© 2024 Connecticut Public

FCC Public Inspection Files:
WPKT · WRLI-FM · WEDW-FM · Public Files Contact
Play Live Radio
Next Up:
0:00 0:00
Available On Air Stations

BRICS invites six new members to join, covering over 1/3 of the world's population


Six new nations are joining the group of emerging economies known as BRICS, which stands for Brazil, Russia, India, China and South Africa. The announcement came on the last day of the summit in South Africa. The group has positioned itself as a counterweight to what it sees as U.S. dominance. Kate Bartlett reports from Johannesburg.

KATE BARTLETT, BYLINE: BRICS was already a politically and economically diverse group before expansion was announced and is formidable in that it accounts for 40% of the world's population and about 25% of global GDP. The group has now added Argentina, Egypt, Ethiopia, Saudi Arabia, Iran and the United Arab Emirates. This was political analyst Steven Gruzd's take on the news they'll be joining in January 2024.

STEVEN GRUZD: I think they're trying to build on the momentum that's been created of new countries wanting to join the BRICS system. What that will do to the acronym is another question.

BARTLETT: Relations between current members haven't always been easy. China and India are in a dispute over part of their border, and the combination of new members has also raised eyebrows. Iran and Saudi Arabia are old political foes, and there have also been tensions between Egypt and Ethiopia over a hydroelectric dam on the Nile. Many developing countries have long chafed against what they see as U.S. imperialism and an unequal international system and like the idea of a group challenging the status quo. No one's more pleased about that than China and Russia, which has been hit hard by sanctions over the Ukraine war. Here's President Vladimir Putin at the summit joining by video link because an international criminal court warrant for his arrest made it impossible for him to travel to South Africa.


PRESIDENT VLADIMIR PUTIN: (Through interpreter) Some countries promote their hegemony, exceptionality and the policy of the ongoing colonialism and neocolonialism.
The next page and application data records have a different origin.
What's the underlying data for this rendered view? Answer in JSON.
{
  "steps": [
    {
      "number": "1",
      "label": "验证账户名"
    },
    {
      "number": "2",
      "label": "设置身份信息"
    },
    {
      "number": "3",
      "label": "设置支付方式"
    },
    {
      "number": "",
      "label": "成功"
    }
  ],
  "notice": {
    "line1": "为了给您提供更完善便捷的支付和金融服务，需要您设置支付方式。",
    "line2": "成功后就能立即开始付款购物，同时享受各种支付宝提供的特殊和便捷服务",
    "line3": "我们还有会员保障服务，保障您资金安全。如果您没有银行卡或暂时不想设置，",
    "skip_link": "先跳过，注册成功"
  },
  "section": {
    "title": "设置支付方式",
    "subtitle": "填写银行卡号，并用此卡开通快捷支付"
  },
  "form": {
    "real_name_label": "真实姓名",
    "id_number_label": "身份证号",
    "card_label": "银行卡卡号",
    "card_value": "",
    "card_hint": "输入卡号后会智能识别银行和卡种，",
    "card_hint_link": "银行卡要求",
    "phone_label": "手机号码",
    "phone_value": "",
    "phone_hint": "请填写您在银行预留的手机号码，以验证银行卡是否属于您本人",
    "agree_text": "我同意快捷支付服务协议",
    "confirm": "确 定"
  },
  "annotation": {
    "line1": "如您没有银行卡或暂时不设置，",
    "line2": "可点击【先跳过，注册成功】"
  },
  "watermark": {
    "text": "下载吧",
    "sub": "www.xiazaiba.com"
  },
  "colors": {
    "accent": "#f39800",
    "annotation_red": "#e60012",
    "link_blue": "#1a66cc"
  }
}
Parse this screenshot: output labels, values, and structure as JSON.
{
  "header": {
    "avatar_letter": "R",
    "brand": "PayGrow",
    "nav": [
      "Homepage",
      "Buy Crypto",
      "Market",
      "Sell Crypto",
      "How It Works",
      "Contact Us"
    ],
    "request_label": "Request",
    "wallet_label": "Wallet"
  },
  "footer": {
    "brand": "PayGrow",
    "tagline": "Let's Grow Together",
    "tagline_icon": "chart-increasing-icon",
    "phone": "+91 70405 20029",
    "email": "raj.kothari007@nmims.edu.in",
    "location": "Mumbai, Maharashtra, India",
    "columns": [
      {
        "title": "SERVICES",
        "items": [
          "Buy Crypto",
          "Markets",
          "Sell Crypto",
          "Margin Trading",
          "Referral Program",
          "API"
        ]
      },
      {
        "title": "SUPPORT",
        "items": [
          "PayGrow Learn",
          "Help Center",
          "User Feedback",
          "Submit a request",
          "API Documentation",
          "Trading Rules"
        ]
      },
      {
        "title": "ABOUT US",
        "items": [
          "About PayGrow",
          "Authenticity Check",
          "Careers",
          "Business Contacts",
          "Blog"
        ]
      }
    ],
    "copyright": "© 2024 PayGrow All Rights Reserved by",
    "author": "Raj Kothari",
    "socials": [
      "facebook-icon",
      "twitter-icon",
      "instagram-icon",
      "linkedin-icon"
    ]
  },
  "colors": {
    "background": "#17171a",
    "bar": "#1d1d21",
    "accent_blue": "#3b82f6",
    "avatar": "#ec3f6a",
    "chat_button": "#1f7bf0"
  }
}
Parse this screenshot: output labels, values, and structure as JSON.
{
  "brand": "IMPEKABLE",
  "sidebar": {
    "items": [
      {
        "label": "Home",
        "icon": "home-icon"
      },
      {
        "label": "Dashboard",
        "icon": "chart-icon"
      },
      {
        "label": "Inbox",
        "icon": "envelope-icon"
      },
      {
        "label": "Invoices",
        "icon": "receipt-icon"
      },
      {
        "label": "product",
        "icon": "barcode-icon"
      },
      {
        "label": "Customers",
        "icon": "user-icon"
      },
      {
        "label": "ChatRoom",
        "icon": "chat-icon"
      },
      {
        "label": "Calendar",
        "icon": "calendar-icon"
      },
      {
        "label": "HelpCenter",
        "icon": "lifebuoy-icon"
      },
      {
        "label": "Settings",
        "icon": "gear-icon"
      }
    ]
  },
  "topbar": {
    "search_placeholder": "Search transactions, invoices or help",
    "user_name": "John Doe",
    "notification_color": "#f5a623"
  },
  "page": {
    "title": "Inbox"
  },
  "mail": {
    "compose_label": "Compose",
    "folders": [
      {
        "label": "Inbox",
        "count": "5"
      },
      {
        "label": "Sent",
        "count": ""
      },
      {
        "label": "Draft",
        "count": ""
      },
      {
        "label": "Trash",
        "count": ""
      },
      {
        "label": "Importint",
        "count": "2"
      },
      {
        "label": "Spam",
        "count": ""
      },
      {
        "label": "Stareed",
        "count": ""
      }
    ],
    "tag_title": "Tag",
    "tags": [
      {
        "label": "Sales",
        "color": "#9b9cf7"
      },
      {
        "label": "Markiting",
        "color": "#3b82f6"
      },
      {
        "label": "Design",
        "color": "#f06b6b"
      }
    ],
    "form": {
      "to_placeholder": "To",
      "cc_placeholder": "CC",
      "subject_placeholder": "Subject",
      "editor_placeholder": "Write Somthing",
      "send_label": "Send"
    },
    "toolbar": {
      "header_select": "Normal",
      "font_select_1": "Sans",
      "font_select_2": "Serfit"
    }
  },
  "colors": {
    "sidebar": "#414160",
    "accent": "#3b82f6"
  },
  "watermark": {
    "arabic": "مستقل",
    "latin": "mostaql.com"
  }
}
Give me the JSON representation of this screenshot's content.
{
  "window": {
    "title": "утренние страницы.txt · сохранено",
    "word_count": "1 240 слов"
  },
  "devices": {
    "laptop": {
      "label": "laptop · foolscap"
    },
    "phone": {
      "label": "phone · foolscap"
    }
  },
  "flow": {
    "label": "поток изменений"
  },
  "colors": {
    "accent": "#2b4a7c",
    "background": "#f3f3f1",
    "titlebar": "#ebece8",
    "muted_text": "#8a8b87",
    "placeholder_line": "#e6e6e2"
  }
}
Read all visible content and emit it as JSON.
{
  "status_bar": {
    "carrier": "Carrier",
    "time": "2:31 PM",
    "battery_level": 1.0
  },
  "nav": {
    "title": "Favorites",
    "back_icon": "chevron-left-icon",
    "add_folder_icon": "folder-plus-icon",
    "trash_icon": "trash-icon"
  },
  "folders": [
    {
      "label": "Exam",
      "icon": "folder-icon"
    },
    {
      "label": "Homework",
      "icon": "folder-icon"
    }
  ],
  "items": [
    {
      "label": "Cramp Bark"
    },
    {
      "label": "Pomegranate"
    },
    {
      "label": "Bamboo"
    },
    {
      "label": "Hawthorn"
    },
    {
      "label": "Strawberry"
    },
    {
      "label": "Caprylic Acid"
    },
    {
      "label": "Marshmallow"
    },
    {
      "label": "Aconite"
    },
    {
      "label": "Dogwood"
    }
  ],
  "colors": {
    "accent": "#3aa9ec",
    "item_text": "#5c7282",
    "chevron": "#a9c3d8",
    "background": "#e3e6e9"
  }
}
BARTLETT: This week, while the other bloc members voiced aspirations for world peace, they fell short of condemning Russia and its invasion of Ukraine. For NPR News, I'm Kate Bartlett in Johannesburg. Transcript provided by NPR, Copyright NPR.

NPR transcripts are created on a rush deadline by an NPR contractor. This text may not be in its final form and may be updated or revised in the future. Accuracy and availability may vary. The authoritative record of NPR’s programming is the audio record.

Kate Bartlett
[Copyright 2024 NPR]

Stand up for civility

This news story is funded in large part by Connecticut Public’s Members — listeners, viewers, and readers like you who value fact-based journalism and trustworthy information.

We hope their support inspires you to donate so that we can continue telling stories that inform, educate, and inspire you and your neighbors. As a community-supported public media service, Connecticut Public has relied on donor support for more than 50 years.

Your donation today will allow us to continue this work on your behalf. Give today at any amount and join the 50,000 members who are building a better—and more civil—Connecticut to live, work, and play.